The seduction begins even before the actors appear, as a sensuous female voice bids theater-goers to switch off their phones. And it isn’t long before Don Juan (James Cusati-Moyer DRA ’15) steals the stage. His voluptuous desire is uncontainable, and spills off-stage as he flirts with ladies in the audience.

In this latest production of “Don Juan,” director Andrej Visky DRA ’15 breathes new life into Molière’s Baroque prose comedy. The social criticism of 17th-century France lurks in the background, and Visky trains the spotlight squarely on Don Juan’s insatiable thirst for pleasure.

We meet Don Juan, naked apart from the white towel around his waist, boasting of his romantic conquests. Extraordinarily free-thinking, he makes a mockery of social norms and religion. He coldly dismisses the distraught Elvira (Jenelle Chu DRA ’16), a beautiful nun who succumbed to Don Juan’s advances before the play’s start.

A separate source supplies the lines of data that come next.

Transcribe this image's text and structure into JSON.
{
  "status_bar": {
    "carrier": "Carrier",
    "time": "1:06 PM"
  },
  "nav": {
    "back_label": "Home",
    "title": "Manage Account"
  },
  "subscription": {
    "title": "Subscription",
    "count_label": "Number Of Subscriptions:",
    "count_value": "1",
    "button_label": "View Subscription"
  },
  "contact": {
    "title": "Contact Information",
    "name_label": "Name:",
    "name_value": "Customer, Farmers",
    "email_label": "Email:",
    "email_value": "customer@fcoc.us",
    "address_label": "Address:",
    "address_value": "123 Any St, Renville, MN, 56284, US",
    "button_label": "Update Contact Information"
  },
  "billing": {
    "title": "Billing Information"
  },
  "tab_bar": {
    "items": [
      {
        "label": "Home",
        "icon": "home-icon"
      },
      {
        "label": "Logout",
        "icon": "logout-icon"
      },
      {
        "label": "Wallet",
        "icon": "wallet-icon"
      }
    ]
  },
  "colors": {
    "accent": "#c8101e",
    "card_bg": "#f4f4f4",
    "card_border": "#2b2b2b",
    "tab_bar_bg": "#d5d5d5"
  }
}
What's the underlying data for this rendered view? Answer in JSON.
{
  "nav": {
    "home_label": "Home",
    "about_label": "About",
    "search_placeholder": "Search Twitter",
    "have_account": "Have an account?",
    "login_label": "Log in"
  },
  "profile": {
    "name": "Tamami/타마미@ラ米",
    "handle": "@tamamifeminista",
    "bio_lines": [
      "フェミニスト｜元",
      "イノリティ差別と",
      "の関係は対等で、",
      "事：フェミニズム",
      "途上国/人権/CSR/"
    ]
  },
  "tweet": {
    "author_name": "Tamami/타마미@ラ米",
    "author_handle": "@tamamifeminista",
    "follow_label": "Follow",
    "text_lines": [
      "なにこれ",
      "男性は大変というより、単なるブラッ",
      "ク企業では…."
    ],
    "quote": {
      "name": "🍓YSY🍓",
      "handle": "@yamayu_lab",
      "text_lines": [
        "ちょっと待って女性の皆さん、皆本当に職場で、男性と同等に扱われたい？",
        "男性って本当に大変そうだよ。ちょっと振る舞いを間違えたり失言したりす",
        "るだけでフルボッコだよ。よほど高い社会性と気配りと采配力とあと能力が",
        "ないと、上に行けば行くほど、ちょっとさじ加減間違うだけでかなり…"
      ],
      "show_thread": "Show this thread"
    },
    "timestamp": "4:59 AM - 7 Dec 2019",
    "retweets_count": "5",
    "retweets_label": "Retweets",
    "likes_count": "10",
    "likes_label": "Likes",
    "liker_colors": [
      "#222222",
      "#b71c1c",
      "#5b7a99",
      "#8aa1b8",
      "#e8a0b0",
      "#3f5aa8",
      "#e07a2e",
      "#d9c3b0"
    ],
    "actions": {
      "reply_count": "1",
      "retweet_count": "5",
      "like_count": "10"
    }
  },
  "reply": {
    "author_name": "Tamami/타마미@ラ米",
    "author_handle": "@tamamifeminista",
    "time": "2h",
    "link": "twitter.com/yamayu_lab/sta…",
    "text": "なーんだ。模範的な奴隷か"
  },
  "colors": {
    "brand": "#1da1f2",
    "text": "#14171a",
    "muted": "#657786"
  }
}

Laughing at her piety, he plots to conquer “new worlds.” His hapless servant Sganarelle (Aubie Merrylees DRA ’16) has some scruples and tries to restrain him, but in vain. Don Juan is the ultimate manipulator, and he usually gets his way with a choice selection of charm, threats, and slippery logic. “All women have the right to be loved, and who am I to deny it to them?” 

Cusati-Moyer lifts the play up with his audacious portrayal of this seductive scoundrel. He brings alive the many facades of Don Juan’s personality, from his contemptuous daring to his animalistic desires. He takes joy in leading others to sin and delights in exposing human fallibility. In one memorable scene, Don Juan, draped in a rich orange cape but otherwise virtually naked, growls as he crawls after his father, who has just disinherited him.

The costumes are one of the production’s highlights. Sydney Gallas DRA ’16 makes some bold choices, especially when it comes to Don Juan, but rarely overdoes it, and the costumes make their point without being ostentatious. And Visky adopts a minimalist set, effective in focusing attention on the story’s human drama. He experiments with digital visual effects: Images and text are projected onto three huge panels that surround the stage. The experiment has hits and misses, unsurprising for a fledging director. But a scene in which moving ghostly portraits stare down on Don Juan’s dining hall certainly makes an impression, creating a sense of disorientation and oppression.

Don Juan’s romantic pursuits nearly lead to disaster multiple times. Towards the beginning of the play, a storm ravages his ship, and he is saved by Pierrot, a comic character who is good-natured but deeply insecure. (Don Juan promptly seduces Pierrot’s fiancée, pulling out a ring and securing her hand in marriage.) Later, Don Juan eludes Elvira’s vengeful brothers and desecrates their father’s tomb. He ridicules the statue that stands over the tomb and invites it to dinner. Unexpectedly, the statue accepts, and the play reaches its climax as Don Juan challenges the heavens (and the statue) with a false bravado. But the production ends ambiguously, leaving the audience to ponder his fate: Don Juan, naked and alone, curls up in the center of the stage, and the lights go out.

Cusati-Moyer is supported by a cast of seven actors from the School of Drama. Merrylees in particular does a commendable job as Sganarelle, adding a healthy dose of humor to the production. At points, however, he throws in witty comments when silence might have been more powerful.

Don Juan captivates under Visky’s direction. Co-writing this adaptation with Brendan Pelsue DRA’16 and Samantha Lazar DRA ’15, Visky gives the play a visceral feel, and the constant tension between desire and self-restraint is palpable. While not all jokes land and some philosophical musings meander, the play keeps up a good momentum and leaves the audience with much to consider.